State the number of lines in the records beneath that hold the word "username", and add nothing.

= = = = =

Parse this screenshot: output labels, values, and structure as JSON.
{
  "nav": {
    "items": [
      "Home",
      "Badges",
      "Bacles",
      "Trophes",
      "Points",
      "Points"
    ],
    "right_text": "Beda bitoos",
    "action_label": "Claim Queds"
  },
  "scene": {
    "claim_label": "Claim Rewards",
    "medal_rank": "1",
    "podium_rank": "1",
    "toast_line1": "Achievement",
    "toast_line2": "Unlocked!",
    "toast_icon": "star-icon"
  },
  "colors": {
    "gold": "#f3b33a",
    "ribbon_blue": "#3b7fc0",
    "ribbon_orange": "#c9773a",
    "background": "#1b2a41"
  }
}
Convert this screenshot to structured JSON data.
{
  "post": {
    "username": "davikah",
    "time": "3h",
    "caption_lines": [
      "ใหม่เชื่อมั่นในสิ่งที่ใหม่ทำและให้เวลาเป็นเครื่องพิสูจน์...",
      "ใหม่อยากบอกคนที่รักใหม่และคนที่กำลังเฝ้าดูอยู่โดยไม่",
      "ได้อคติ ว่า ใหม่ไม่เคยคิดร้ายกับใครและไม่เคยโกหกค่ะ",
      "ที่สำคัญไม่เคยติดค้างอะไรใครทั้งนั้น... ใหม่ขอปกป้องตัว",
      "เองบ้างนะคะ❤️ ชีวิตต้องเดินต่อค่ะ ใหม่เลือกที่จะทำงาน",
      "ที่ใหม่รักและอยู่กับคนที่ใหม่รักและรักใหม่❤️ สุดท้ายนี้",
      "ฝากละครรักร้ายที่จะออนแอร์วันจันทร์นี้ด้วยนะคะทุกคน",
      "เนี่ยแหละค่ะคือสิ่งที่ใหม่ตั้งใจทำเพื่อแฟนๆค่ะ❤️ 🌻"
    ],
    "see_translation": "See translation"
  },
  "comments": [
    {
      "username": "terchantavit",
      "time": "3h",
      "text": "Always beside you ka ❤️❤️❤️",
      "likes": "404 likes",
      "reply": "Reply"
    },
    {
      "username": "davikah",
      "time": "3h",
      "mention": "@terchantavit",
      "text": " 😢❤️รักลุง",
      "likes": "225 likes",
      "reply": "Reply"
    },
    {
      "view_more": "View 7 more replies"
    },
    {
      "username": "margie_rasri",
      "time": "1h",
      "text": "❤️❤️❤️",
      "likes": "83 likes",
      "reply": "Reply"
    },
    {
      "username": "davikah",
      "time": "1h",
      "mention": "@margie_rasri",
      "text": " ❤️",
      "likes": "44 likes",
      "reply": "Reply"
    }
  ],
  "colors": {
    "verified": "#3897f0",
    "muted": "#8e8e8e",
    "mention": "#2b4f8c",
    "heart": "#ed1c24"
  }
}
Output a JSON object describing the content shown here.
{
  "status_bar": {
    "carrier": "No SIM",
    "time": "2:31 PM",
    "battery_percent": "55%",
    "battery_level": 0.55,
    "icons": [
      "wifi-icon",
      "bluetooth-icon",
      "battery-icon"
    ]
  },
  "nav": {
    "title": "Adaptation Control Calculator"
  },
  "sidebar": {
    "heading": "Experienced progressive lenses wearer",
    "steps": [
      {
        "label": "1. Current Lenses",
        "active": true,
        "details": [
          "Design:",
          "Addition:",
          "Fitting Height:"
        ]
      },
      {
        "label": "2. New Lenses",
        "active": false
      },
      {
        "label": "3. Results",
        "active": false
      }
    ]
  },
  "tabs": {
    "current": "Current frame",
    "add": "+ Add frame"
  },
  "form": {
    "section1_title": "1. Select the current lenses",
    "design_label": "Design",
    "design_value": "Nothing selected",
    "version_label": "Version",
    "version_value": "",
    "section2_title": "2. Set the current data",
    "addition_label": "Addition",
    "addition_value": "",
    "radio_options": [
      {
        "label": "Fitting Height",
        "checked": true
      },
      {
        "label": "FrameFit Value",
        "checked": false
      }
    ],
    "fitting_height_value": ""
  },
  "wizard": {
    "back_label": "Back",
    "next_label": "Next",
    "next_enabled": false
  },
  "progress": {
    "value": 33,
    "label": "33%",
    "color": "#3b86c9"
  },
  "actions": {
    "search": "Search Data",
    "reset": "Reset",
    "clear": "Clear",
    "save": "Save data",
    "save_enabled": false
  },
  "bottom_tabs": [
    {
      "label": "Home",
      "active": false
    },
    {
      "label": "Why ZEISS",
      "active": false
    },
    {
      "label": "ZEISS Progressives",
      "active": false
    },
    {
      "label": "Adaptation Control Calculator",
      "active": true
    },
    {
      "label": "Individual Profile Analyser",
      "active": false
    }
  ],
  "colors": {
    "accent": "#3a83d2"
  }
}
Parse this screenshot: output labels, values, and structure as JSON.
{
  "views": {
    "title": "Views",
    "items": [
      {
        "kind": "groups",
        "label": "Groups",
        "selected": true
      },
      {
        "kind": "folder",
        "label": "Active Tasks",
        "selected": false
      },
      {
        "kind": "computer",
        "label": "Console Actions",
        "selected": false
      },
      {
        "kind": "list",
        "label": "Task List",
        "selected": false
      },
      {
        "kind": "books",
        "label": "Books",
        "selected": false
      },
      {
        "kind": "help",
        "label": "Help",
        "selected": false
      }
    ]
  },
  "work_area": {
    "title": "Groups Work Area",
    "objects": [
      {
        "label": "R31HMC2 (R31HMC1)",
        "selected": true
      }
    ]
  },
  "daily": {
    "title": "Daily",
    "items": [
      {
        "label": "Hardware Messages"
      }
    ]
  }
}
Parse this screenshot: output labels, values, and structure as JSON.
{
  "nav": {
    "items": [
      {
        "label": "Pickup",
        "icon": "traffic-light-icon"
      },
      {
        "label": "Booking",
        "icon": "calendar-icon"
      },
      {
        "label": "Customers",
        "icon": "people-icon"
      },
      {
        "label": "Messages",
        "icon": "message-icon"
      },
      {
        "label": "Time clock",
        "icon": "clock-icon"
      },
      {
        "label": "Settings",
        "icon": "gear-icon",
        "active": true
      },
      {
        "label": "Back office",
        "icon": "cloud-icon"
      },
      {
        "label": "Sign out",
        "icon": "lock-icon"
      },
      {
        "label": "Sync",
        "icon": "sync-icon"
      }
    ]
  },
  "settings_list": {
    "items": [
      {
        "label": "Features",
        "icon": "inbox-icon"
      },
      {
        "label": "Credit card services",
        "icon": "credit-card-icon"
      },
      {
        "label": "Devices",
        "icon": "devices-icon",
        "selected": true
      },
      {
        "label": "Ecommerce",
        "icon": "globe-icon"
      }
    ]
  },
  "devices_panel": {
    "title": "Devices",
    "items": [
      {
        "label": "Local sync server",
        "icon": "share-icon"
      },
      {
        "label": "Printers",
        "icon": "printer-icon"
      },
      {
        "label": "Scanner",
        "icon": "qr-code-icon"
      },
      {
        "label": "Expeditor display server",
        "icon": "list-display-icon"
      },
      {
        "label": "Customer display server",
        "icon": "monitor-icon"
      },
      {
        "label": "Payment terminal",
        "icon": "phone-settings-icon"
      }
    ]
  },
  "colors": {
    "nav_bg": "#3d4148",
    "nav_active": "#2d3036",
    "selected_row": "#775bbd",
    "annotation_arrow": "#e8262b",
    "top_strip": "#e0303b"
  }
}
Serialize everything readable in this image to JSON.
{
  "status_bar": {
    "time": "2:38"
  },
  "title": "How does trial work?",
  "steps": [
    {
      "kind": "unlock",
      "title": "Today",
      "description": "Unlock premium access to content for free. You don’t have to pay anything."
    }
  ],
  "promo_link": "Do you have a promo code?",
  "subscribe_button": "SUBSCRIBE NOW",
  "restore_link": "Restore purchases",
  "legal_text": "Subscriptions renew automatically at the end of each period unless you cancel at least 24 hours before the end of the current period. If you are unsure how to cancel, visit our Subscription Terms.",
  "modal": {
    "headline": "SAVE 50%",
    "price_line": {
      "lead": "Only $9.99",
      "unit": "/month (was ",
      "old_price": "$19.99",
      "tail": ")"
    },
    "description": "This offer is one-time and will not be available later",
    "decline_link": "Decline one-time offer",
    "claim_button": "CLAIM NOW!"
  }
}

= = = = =

## EXERCISE RESPONSE
5